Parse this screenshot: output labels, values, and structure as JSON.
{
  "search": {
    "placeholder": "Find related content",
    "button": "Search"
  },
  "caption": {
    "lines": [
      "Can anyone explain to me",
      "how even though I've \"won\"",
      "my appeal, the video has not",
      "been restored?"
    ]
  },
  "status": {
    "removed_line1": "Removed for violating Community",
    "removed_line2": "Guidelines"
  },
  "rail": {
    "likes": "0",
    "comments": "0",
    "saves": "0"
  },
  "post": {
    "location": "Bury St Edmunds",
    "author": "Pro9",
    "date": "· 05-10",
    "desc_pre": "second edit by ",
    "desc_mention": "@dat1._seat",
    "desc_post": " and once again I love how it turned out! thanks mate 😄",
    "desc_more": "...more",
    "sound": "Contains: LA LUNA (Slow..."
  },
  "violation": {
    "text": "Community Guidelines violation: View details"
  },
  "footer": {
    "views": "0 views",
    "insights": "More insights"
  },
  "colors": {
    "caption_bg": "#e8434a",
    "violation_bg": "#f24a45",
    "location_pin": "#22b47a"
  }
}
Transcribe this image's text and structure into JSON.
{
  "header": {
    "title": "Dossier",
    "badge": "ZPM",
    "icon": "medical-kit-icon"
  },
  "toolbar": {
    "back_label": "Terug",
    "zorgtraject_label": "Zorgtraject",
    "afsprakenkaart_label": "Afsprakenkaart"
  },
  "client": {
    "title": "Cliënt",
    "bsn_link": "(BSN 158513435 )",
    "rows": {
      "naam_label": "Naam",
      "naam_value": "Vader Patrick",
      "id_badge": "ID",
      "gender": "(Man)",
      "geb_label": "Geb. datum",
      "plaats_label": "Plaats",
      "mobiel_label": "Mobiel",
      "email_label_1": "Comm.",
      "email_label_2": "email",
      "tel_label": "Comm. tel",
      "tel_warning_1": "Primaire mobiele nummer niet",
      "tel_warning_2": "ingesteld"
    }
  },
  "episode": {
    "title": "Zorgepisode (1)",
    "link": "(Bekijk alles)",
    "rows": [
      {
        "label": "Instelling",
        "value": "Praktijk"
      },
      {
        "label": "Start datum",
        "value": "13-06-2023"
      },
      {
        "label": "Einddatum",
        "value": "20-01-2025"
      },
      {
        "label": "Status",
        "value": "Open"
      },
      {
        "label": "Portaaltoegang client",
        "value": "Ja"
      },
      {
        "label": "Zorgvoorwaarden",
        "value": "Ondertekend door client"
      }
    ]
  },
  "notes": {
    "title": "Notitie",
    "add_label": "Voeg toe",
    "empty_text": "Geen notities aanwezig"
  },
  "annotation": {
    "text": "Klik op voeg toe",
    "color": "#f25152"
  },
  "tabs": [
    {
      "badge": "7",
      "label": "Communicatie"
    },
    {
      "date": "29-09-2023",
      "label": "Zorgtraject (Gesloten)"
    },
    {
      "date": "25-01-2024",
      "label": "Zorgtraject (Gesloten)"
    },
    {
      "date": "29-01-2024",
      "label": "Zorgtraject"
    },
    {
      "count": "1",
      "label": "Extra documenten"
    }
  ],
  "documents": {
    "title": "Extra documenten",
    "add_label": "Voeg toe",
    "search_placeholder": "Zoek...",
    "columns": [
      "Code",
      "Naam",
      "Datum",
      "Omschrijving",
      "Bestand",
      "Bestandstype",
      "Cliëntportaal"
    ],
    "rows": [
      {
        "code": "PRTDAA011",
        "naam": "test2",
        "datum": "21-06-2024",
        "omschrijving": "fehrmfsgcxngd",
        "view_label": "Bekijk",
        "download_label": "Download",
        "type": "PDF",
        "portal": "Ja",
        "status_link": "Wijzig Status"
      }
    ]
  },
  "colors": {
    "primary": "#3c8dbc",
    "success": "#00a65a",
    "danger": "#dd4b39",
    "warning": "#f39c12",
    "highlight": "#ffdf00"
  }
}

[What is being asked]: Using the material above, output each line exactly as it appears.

[Worked solution]:
Parse this screenshot: output labels, values, and structure as JSON.
{
  "search": {
    "placeholder": "Find related content",
    "button": "Search"
  },
  "caption": {
    "lines": [
      "Can anyone explain to me",
      "how even though I've \"won\"",
      "my appeal, the video has not",
      "been restored?"
    ]
  },
  "status": {
    "removed_line1": "Removed for violating Community",
    "removed_line2": "Guidelines"
  },
  "rail": {
    "likes": "0",
    "comments": "0",
    "saves": "0"
  },
  "post": {
    "location": "Bury St Edmunds",
    "author": "Pro9",
    "date": "· 05-10",
    "desc_pre": "second edit by ",
    "desc_mention": "@dat1._seat",
    "desc_post": " and once again I love how it turned out! thanks mate 😄",
    "desc_more": "...more",
    "sound": "Contains: LA LUNA (Slow..."
  },
  "violation": {
    "text": "Community Guidelines violation: View details"
  },
  "footer": {
    "views": "0 views",
    "insights": "More insights"
  },
  "colors": {
    "caption_bg": "#e8434a",
    "violation_bg": "#f24a45",
    "location_pin": "#22b47a"
  }
}
Transcribe this image's text and structure into JSON.
{
  "header": {
    "title": "Dossier",
    "badge": "ZPM",
    "icon": "medical-kit-icon"
  },
  "toolbar": {
    "back_label": "Terug",
    "zorgtraject_label": "Zorgtraject",
    "afsprakenkaart_label": "Afsprakenkaart"
  },
  "client": {
    "title": "Cliënt",
    "bsn_link": "(BSN 158513435 )",
    "rows": {
      "naam_label": "Naam",
      "naam_value": "Vader Patrick",
      "id_badge": "ID",
      "gender": "(Man)",
      "geb_label": "Geb. datum",
      "plaats_label": "Plaats",
      "mobiel_label": "Mobiel",
      "email_label_1": "Comm.",
      "email_label_2": "email",
      "tel_label": "Comm. tel",
      "tel_warning_1": "Primaire mobiele nummer niet",
      "tel_warning_2": "ingesteld"
    }
  },
  "episode": {
    "title": "Zorgepisode (1)",
    "link": "(Bekijk alles)",
    "rows": [
      {
        "label": "Instelling",
        "value": "Praktijk"
      },
      {
        "label": "Start datum",
        "value": "13-06-2023"
      },
      {
        "label": "Einddatum",
        "value": "20-01-2025"
      },
      {
        "label": "Status",
        "value": "Open"
      },
      {
        "label": "Portaaltoegang client",
        "value": "Ja"
      },
      {
        "label": "Zorgvoorwaarden",
        "value": "Ondertekend door client"
      }
    ]
  },
  "notes": {
    "title": "Notitie",
    "add_label": "Voeg toe",
    "empty_text": "Geen notities aanwezig"
  },
  "annotation": {
    "text": "Klik op voeg toe",
    "color": "#f25152"
  },
  "tabs": [
    {
      "badge": "7",
      "label": "Communicatie"
    },
    {
      "date": "29-09-2023",
      "label": "Zorgtraject (Gesloten)"
    },
    {
      "date": "25-01-2024",
      "label": "Zorgtraject (Gesloten)"
    },
    {
      "date": "29-01-2024",
      "label": "Zorgtraject"
    },
    {
      "count": "1",
      "label": "Extra documenten"
    }
  ],
  "documents": {
    "title": "Extra documenten",
    "add_label": "Voeg toe",
    "search_placeholder": "Zoek...",
    "columns": [
      "Code",
      "Naam",
      "Datum",
      "Omschrijving",
      "Bestand",
      "Bestandstype",
      "Cliëntportaal"
    ],
    "rows": [
      {
        "code": "PRTDAA011",
        "naam": "test2",
        "datum": "21-06-2024",
        "omschrijving": "fehrmfsgcxngd",
        "view_label": "Bekijk",
        "download_label": "Download",
        "type": "PDF",
        "portal": "Ja",
        "status_link": "Wijzig Status"
      }
    ]
  },
  "colors": {
    "primary": "#3c8dbc",
    "success": "#00a65a",
    "danger": "#dd4b39",
    "warning": "#f39c12",
    "highlight": "#ffdf00"
  }
}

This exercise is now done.